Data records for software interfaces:
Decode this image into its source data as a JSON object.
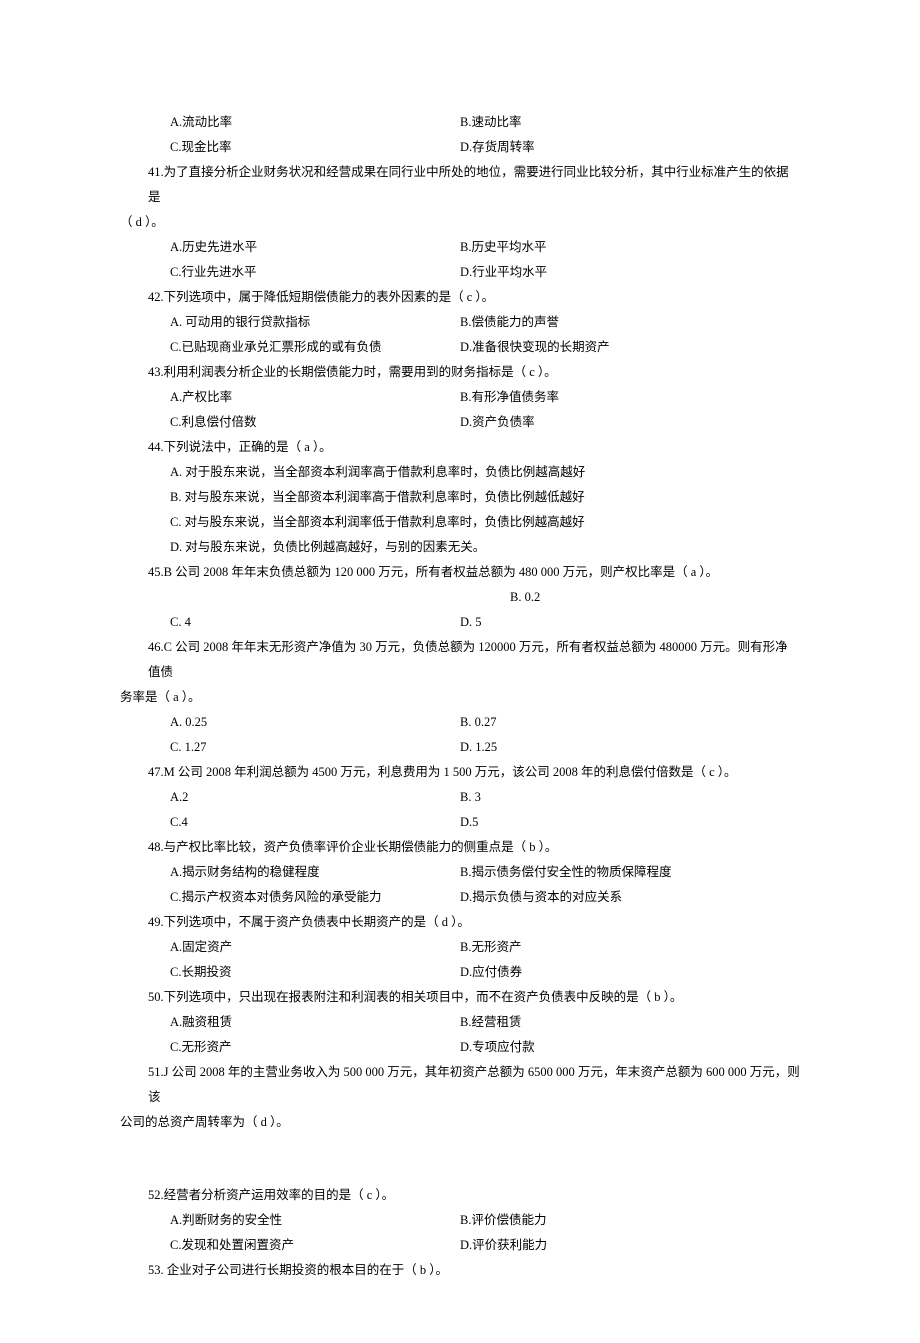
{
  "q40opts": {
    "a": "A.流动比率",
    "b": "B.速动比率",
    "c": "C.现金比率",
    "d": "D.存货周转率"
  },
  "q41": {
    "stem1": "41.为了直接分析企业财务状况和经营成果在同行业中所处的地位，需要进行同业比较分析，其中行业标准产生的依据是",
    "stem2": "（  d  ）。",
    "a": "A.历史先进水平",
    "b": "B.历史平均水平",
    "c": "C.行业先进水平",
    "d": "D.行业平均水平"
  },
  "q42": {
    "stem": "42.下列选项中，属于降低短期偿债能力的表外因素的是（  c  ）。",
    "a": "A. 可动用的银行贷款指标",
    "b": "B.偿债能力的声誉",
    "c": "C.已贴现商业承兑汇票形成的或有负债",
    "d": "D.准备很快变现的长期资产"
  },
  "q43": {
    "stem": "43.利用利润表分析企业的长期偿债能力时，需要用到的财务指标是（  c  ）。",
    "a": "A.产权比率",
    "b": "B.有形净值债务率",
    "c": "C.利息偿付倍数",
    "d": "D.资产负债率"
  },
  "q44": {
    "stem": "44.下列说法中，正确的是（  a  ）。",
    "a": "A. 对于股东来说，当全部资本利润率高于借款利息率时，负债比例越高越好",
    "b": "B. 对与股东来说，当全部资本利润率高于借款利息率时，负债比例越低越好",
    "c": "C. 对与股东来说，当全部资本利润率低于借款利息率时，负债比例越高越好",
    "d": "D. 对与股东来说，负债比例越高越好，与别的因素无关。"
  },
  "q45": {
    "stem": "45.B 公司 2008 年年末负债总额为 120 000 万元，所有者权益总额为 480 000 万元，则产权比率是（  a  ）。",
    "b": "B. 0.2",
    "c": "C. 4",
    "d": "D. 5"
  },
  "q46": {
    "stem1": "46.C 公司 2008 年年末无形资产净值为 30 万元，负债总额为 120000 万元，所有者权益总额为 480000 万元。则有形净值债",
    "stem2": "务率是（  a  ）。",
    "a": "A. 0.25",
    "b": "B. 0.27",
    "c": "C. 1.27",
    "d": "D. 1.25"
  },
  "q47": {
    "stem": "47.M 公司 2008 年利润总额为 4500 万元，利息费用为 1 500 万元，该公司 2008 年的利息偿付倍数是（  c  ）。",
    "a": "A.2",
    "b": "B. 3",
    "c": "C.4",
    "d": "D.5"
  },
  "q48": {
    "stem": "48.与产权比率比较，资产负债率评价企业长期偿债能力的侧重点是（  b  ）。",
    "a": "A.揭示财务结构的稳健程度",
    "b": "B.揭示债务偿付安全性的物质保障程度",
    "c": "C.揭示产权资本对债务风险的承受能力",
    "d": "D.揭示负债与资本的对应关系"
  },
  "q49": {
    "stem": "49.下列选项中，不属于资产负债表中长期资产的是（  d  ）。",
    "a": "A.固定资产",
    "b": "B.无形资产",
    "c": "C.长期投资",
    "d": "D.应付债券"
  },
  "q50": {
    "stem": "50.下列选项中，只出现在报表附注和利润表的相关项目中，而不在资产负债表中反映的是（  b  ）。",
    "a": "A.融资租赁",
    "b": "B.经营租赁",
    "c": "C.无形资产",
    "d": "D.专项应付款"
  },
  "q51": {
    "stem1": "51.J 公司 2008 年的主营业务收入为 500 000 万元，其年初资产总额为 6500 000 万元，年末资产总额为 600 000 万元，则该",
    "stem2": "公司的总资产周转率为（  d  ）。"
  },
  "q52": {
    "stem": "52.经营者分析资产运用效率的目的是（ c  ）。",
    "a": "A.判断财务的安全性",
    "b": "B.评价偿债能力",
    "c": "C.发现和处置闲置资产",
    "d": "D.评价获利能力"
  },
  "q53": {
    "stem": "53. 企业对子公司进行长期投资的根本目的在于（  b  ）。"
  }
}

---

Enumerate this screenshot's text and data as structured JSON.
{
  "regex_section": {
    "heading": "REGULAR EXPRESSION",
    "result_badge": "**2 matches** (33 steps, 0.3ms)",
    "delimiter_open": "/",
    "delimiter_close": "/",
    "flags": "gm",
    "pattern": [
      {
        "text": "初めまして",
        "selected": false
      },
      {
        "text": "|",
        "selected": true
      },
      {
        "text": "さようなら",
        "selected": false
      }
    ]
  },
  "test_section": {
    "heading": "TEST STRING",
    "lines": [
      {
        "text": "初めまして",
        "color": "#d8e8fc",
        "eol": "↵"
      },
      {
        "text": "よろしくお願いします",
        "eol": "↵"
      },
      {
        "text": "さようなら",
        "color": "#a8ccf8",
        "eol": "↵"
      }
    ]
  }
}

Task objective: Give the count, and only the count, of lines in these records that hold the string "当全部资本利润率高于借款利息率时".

Answer box: 2